With that in mind, here’s Obama and his stances, taken quote for quote, in context, his real words:

Also, I’ve been itching to post a real blag entry here, instead of these comics I’ve been obsessed with. They’re fun, but there’s no substitute for substance over style. So I’m getting ready to review a few books I really love.


Forumites: Election ’08 for Morons #1

June 2, 2008

Too many of my politically unmotivated friends and family members still don’t know the difference between the 2008 presidential candidates. Oh, sure, they might be able to toss around the names, and some of them think Obama “sure is cute,” but that’s not enough.

So using my newfound fun over at Bitstrips.com, I decided to paint a picture (or WYSIWYG a comic) that quotes candidates on important issues. Slap them together in a few panels, and — ta-da! — you have an election summary that even an idiot could understand.

I’m going to make this as clear as possible: All of the quotes are real. There’s no out-of-context nonsense going on. John McCain, the venerated champion of the religious right, really did drop the GD when talking about the border fence. For the record, he and Clinton both have pretty flagrant mouths, even in public session.


Election 2008: Charles Barkley, you are America

February 17, 2008

FROM JASON’S POLITICAL SOAPBOX — Sir Charles Barkley is jump-fading away from the Republican party, and that’s worth 3 points.

A few years ago, Barkley drew double-D from liberal politicos for taking a very pro-Republican stance, but now The Round Mound of Rebound is changing teams — like so many other former conservatives — and endorsing Sen. Barack Obama for president.

Friday, he told CNN’s Wolf Blitzer that the Republican party is full of “fake Christians” who hypocritically judge the rest of America. He couldn’t be more right. That’s why so many, including myself, are turning from the Right and running full-steam this election season for the Left.

BARKLEY: “Hey, I live in Arizona. I have got great respect for Senator McCain. Great respect. But I don’t like the way the Republicans are taking this country. Every time I hear the word “conservative,” it makes me sick to my stomach, because they’re really just fake Christians, as I call them. That’s all they are. But I just — I’m going to vote Democratic no matter what.”

Later, clarifying what he means by “fake Christians”:

BARKLEY: Well, I think they — they want to be judge and jury. Like, I’m for gay marriage. It’s none of my business if gay people want to get married. I’m pro-choice. And I think these Christians — first of all, they’re supposed to be — they’re not supposed to judge other people. But they’re the most hypocritical judge of people we have in this country. And it bugs the hell out of me. They act like their Christians. And they’re not forgiving at all.

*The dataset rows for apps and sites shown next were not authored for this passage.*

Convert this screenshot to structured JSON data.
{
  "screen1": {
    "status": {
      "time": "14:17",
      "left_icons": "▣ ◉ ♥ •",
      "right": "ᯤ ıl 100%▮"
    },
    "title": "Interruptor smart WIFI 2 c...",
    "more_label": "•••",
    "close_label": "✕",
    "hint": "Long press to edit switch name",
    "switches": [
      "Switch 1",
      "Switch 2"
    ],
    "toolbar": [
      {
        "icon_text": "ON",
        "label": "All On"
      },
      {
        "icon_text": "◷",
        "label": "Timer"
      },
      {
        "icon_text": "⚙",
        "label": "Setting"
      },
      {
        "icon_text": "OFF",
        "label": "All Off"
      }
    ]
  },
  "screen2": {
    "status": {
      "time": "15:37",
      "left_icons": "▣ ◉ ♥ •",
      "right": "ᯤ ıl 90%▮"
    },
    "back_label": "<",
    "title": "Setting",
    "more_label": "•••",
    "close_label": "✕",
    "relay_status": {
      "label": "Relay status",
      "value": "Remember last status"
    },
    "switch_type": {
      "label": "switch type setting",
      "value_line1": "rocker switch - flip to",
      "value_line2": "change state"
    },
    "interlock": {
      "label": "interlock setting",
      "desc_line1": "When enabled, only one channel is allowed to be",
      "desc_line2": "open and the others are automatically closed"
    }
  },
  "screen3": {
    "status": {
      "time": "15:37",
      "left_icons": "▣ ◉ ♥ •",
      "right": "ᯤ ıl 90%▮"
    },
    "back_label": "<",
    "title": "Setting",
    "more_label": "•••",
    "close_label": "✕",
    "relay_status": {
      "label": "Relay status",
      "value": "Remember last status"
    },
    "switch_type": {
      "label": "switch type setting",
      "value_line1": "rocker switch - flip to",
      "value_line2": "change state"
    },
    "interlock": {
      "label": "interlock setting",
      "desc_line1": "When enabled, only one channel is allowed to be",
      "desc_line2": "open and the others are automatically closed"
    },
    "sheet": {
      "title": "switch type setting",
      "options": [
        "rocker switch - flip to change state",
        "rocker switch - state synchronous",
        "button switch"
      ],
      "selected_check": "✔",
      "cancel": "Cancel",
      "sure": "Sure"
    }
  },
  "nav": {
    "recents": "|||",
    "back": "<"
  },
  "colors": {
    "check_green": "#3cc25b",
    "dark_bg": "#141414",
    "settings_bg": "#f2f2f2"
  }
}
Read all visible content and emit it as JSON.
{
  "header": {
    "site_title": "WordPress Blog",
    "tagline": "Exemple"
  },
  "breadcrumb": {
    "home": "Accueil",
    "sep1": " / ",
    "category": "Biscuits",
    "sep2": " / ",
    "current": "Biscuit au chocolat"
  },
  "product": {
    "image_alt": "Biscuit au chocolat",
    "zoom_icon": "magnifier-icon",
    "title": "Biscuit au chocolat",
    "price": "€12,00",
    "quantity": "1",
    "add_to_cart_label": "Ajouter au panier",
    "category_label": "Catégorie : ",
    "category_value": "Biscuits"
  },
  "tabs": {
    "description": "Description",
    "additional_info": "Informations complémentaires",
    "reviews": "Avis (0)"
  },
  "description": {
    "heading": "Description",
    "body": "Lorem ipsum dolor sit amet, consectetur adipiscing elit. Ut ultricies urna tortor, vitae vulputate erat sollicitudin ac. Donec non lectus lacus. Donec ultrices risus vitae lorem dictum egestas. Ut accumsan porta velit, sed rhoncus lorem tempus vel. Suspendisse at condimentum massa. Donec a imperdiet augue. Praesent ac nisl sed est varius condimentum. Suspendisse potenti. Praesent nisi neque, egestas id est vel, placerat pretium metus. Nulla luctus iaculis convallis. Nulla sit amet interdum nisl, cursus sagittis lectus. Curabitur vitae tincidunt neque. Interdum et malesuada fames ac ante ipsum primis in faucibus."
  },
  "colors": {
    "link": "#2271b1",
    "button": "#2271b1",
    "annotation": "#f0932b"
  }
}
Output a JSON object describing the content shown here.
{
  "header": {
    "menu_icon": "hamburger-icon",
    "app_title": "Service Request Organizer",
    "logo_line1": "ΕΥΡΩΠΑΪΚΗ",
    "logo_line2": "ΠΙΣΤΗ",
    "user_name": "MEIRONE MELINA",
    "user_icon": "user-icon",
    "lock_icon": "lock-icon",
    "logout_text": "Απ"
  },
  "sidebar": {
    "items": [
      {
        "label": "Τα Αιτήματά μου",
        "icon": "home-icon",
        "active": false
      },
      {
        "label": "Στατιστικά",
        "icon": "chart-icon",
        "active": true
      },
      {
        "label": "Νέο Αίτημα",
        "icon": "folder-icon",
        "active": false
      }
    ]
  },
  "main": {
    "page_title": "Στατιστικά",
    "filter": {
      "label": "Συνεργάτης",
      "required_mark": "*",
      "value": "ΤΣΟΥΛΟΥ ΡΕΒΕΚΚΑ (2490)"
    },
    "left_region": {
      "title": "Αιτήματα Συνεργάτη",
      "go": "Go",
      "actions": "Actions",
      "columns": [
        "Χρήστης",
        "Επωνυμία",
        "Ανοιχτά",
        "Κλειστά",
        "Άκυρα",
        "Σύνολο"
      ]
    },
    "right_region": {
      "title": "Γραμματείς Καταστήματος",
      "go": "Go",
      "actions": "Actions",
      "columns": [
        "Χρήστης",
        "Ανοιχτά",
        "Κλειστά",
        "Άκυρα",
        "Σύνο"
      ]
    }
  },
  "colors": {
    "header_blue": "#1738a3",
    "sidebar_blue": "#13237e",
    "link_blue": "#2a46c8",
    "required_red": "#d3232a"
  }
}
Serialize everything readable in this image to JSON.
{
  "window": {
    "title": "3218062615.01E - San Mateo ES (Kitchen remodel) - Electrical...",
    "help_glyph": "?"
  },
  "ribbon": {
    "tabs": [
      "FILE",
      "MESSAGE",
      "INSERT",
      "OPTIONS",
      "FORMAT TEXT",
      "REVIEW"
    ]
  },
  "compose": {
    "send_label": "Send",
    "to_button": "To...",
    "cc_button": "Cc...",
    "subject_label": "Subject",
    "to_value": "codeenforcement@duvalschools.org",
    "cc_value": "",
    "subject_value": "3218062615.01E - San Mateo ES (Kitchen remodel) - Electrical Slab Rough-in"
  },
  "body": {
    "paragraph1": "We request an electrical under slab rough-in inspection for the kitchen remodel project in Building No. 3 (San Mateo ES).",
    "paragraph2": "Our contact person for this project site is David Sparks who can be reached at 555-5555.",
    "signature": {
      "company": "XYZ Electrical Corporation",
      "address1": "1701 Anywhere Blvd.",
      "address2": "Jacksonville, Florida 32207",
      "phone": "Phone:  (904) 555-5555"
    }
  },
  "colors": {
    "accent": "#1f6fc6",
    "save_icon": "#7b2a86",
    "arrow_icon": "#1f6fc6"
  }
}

Disenfranchised Republicans, fed up with Bushism and the abandonment of praxeological economic conservatism, are turning to Clinton and Obama. I’ve been a Republican for years for practical reasons — the party has traditionally supported small-scale government, low taxation, balanced budgets, open markets, and individual freedoms.

No longer. In the past… um… eight or so years, the party has trampled on those ideals and bloated. Republicans have been disproportionately rocked by scandal. Republicans have made bad power plays. Republicans have waged a foolish and expensive two-front war, and above all, Republicans have made themselves publicly notorious for being anti-science, anti-rationalism (read: pro-religion), and anti-civil rights.

Intellectual Republicans are becoming intellectual Independents and turning to Democrats for help — because as long as both parties are levying huge taxes and pissing money away, you might as well endorse the one that won’t discriminate against the hungry, the poor, the gay, the non-believers, and the disabled.

I’m not endorsing Obama, here — I’m actually much more enamored with Sen. Hillary Clinton’s stances — but that’s hardly the point. When you look at the Democrats, you can’t help but be terrified of the Republican presidential candidates. And Barkley and the rest of America seem to agree.